Daniel [] said...

I guess that Baker either never knew of his wife's instigation of the murder, or decided to give her a pass on it.

Meanwhile, it seems as if, when writers wrote precode zombie stories, they just threw an awful lot to the wind. There's no explanation as to how a giant zombie came into being, no explanation as to how an autonomous zombie civilization came into being, no explanation of the strange zapping power of the zombies. The zombies fear the “strange and terrible weapons” of the expedition, but have no fear of such when they arrive at the circus. Political authorities seem rather disinterested, instead of pursuing the zombies as invaders or as potential taxpayers.

Pappy said...

Thanks, Karswell. If you find it let us know. I thought I searched your archives and didn't find this story. Have you shown it before?

Brian, it is interesting in these days of raw sex and nudity in movies, internet and even on television that something like a bikini can still catch our attention. I had the same response as you.

Also, hallucinations can be our friends, especially if you're alone all day like me. I don't have any visits from any apparitions but if I did I'm sure I could have an interesting conversation.

Daniel, you know that no horror story (especially of the comics variety) could stand the application of any kind of logic. We just accept it. The giant zombies are there on the island, they is what they is!

Daniel [] said...

Well, there are some people who say that without irony or hyperbolic intent.

But horror tales as such need to be horrifying. The reaction needs to be “Oh my G_d!” rather than “What the f_ck?” And that entails breaking few-if-any laws of reason or breaking them in sneaky ways; and, when breaking such rules, breaking those that the audience never completely trusted in the first place. And it means being frugal about pulling rabbits from hats.

A lot of goofball stuff appeared in the precode “horror” comics; so much so that it's tempting to claim that “precode horror” is a name, not a description. But there were some genuinely horrifying tales.

And some of those genuinely horrifying tales were zombie stories. However, it seems to me that, typically, there was even more “WTF?!?” in these zombie stories than in other sorts of precode horror tales.

Kirk said...
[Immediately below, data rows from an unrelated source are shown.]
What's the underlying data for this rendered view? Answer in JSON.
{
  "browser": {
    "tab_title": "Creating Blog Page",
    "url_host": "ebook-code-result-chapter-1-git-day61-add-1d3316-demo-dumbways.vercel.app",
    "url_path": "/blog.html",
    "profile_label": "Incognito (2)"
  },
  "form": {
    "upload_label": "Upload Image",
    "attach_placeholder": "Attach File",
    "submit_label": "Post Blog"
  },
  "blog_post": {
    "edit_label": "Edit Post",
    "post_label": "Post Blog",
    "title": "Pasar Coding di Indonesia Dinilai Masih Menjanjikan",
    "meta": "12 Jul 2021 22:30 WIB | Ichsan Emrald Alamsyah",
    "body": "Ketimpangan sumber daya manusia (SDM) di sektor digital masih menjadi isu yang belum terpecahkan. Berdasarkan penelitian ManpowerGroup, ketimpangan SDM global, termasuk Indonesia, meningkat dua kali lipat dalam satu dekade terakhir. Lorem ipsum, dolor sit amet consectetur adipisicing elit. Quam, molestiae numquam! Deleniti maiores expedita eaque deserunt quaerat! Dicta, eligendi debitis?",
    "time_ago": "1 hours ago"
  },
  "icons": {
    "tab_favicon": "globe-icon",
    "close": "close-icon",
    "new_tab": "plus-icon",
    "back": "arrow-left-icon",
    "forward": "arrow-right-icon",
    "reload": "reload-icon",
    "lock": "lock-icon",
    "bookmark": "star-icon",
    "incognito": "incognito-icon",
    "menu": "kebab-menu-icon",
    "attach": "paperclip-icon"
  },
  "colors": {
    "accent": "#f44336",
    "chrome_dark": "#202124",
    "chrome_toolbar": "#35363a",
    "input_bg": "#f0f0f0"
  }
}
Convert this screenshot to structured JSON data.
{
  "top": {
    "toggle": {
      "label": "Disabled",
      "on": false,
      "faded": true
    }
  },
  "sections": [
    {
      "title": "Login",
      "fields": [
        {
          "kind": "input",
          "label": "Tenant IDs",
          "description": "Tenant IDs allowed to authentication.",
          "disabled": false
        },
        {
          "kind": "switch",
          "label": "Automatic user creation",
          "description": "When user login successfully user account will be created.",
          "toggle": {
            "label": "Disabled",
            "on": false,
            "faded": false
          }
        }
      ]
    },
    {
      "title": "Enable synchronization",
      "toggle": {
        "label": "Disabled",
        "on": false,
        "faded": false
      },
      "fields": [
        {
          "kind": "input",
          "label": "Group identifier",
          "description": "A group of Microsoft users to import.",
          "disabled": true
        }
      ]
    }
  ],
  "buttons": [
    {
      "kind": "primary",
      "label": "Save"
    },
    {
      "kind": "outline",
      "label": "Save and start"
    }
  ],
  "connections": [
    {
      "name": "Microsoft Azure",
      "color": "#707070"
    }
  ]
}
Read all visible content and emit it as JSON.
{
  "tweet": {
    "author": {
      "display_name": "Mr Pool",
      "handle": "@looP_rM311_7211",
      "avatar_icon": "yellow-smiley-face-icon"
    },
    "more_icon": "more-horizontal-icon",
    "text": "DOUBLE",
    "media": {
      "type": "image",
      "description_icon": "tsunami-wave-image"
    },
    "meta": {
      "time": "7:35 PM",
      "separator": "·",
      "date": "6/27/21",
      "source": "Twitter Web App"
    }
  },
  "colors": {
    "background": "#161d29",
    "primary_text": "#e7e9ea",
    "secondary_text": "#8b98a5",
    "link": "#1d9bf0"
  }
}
Well, it's technically not a bikini since she's not by a pool or on a beach. So, as she's a "showgirl", the outfit she wears on stage? But would a showgirl who wasn't in burlesque wear such an outfit in 1951? Of course, the story doesn't say what kind of "theater", so it could very well be burlesque, and, pre-code or not, the writer's not allowed to say (sorry for all the quotations marks, but sometimes ambiguity reguires.) But did they have males singers in burlesque? Finally, it could be PART of a costume, quasi-underwear so to speak. Actually, I'm so caught up trying figure all this out, I can't remember what the story's about.

Oh, and it takes place in a midwestern town. Chicago, I imagine.

Pappy said...

Kirk, maybe the description of the showgirl in the script said, "wears sexy outfit," and that was what was sexy to artist Moe Marcus.

Pappy said...

Daniel, I'm not sure what's horrible anymore. We have been saturated with gory images of death for several years now in comics, games, television and movies, and maybe the idea of horror has shifted from those things which so scandalized the anti-comics groups of the early '50s. I find it more frightening to think of sadists or guys like Jeffrey Dahmer or Ted Bundy than any zombie, werewolf or vampire. (Those serial murderers did show up in pre-Code horror comics, only they were usually referred to as maniacs. They looked the part, unlike the guy next door looks of Bundy, for instance.)

Of all of the supernatural monsters, should any of them actually exist, for me the least dangerous would be a zombie. They're dead! They are walking around, but they are just meat. If I fantasize myself into a storyline like The Walking Dead on television, all I'd do is hunker down, figuring that sooner or later they would decompose to the point they'd be no threat except to my sense of smell. I mean, all those rotting corpses...peeeeee yew!